Ranging from a dull ache to a sharp, incapacitating sensation, more than 25% of adults have reported experiencing back pain during the last three months, according to a National Institutes of Health (NIH) survey.
“Pain can begin abruptly as a result of an accident or by lifting something heavy, or it can develop over time due to age-related changes of the spine. Sedentary lifestyles also can set the stage for low back pain, especially when a weekday routine of getting little exercise is punctuated by a strenuous weekend workout.”
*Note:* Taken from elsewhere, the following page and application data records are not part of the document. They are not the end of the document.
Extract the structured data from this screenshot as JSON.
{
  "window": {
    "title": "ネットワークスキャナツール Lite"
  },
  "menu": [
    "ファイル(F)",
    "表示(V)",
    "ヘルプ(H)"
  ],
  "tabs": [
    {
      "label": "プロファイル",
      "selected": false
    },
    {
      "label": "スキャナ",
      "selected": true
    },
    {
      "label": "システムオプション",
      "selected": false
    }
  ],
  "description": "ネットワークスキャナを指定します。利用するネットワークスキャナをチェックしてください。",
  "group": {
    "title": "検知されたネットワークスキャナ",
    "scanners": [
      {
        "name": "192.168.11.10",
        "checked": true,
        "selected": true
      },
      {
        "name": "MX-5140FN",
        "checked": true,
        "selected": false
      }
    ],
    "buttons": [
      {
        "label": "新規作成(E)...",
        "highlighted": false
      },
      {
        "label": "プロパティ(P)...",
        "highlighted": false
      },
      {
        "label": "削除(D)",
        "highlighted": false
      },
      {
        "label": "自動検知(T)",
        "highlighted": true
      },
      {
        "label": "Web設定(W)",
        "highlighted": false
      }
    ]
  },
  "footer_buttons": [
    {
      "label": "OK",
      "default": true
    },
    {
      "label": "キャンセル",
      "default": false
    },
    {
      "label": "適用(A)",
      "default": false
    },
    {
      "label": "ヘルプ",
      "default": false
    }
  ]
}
The NIH adds that most low back pain is acute, or short term, and lasts a few days to a few weeks. However, acute pain can become chronic, lasting 12 weeks or longer, including pain from “disc degeneration, disc compression, and sciatica (compression of the large sciatic nerve that travels through the buttocks, and extends down the back of one leg).”
Three common treatments include hot or cold packs; activity to maintain flexibility, while avoiding movements that aggravate pain; and over-the-counter pain-relief medications.
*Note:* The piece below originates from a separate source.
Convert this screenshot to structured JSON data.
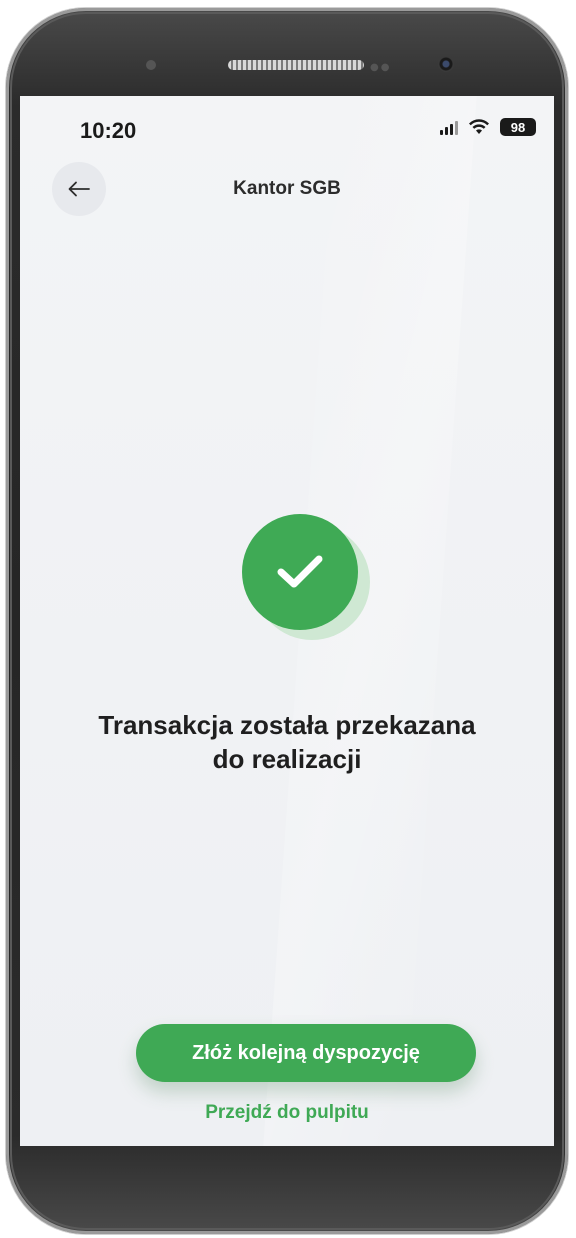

When those short-term solutions aren’t effective, Dr. Frank Ostir, Ostir Physical Medicine in Joliet, recommends decompression therapy, which provides a drug-free and non-surgical intervention to reduce lower back pain while restoring the spine’s stability.
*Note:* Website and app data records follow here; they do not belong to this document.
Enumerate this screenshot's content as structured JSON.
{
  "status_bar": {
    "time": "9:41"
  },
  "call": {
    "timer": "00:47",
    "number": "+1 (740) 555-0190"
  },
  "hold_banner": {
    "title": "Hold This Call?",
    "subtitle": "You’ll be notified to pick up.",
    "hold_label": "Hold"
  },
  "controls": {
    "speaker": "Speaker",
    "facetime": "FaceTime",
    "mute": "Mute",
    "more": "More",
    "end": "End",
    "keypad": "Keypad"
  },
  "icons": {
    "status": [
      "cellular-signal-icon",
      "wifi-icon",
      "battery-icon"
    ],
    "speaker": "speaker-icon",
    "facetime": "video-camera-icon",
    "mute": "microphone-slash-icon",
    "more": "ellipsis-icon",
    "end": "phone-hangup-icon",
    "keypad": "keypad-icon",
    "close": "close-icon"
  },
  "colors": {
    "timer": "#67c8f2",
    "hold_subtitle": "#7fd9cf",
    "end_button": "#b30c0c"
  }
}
“Decompression therapy is superior because we can target the exact disc in the spine that is causing the patient problems. We evaluate each individual and can tailor the treatment that heals and even re-shapes the disc, which takes pressure off the nerve. Less pressure means less pain,” Ostir explains. “Spinal decompression has been proven effective in treating many conditions, including sciatica, herniated discs, and more. It’s successful for both chronic or intermittent pain.”
Ostir explains how through a series of painless decompression treatments, the patient’s vertebrae are microscopically separated, which relieves pain and pressure, and allows blood and oxygen to flood the area for maximum healing.